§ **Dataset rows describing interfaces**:

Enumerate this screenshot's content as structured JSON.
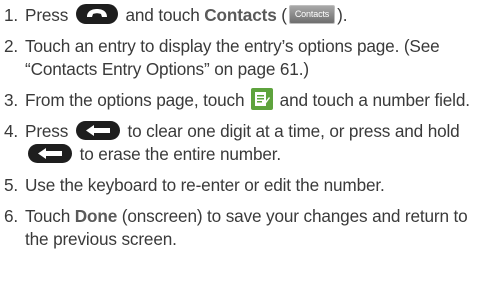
{
  "steps": [
    {
      "num": "1.",
      "t1": "Press",
      "icon1": "phone-key-icon",
      "t2": "and touch",
      "bold": "Contacts",
      "t3": "(",
      "tab_label": "Contacts",
      "t4": ")."
    },
    {
      "num": "2.",
      "text": "Touch an entry to display the entry’s options page. (See “Contacts Entry Options” on page 61.)"
    },
    {
      "num": "3.",
      "t1": "From the options page, touch",
      "icon1": "edit-icon",
      "t2": "and touch a number field."
    },
    {
      "num": "4.",
      "t1": "Press",
      "icon1": "back-key-icon",
      "t2": "to clear one digit at a time, or press and hold",
      "icon2": "back-key-icon",
      "t3": "to erase the entire number."
    },
    {
      "num": "5.",
      "text": "Use the keyboard to re-enter or edit the number."
    },
    {
      "num": "6.",
      "t1": "Touch",
      "bold": "Done",
      "t2": "(onscreen) to save your changes and return to the previous screen."
    }
  ],
  "colors": {
    "text": "#3a3a3a",
    "edit_icon_bg": "#5ea33d",
    "key_bg": "#1e1e1e"
  }
}
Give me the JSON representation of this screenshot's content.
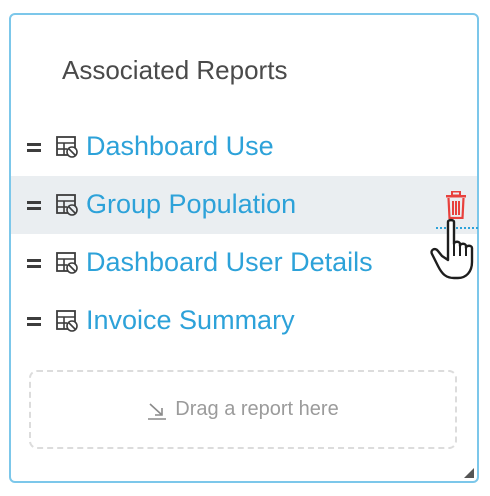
{
  "panel": {
    "title": "Associated Reports",
    "accent_color": "#2da2d9",
    "border_color": "#7cc7ea"
  },
  "reports": [
    {
      "label": "Dashboard Use",
      "icon": "report-grid-icon",
      "hovered": false
    },
    {
      "label": "Group Population",
      "icon": "report-grid-icon",
      "hovered": true
    },
    {
      "label": "Dashboard User Details",
      "icon": "report-grid-icon",
      "hovered": false
    },
    {
      "label": "Invoice Summary",
      "icon": "report-grid-icon",
      "hovered": false
    }
  ],
  "row_actions": {
    "delete_icon": "trash-icon",
    "delete_color": "#e8413d"
  },
  "cursor": {
    "icon": "hand-pointer-icon"
  },
  "drop_zone": {
    "label": "Drag a report here",
    "icon": "drop-arrow-icon"
  }
}
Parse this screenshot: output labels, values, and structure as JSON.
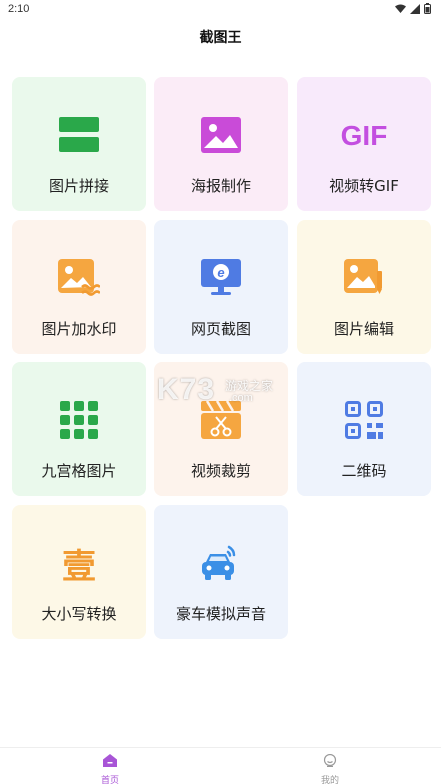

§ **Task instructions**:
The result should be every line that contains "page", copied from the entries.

§ **Solution to this exercise**:
      "text": "Touch an entry to display the entry’s options page. (See “Contacts Entry Options” on page 61.)"
      "t1": "From the options page, touch",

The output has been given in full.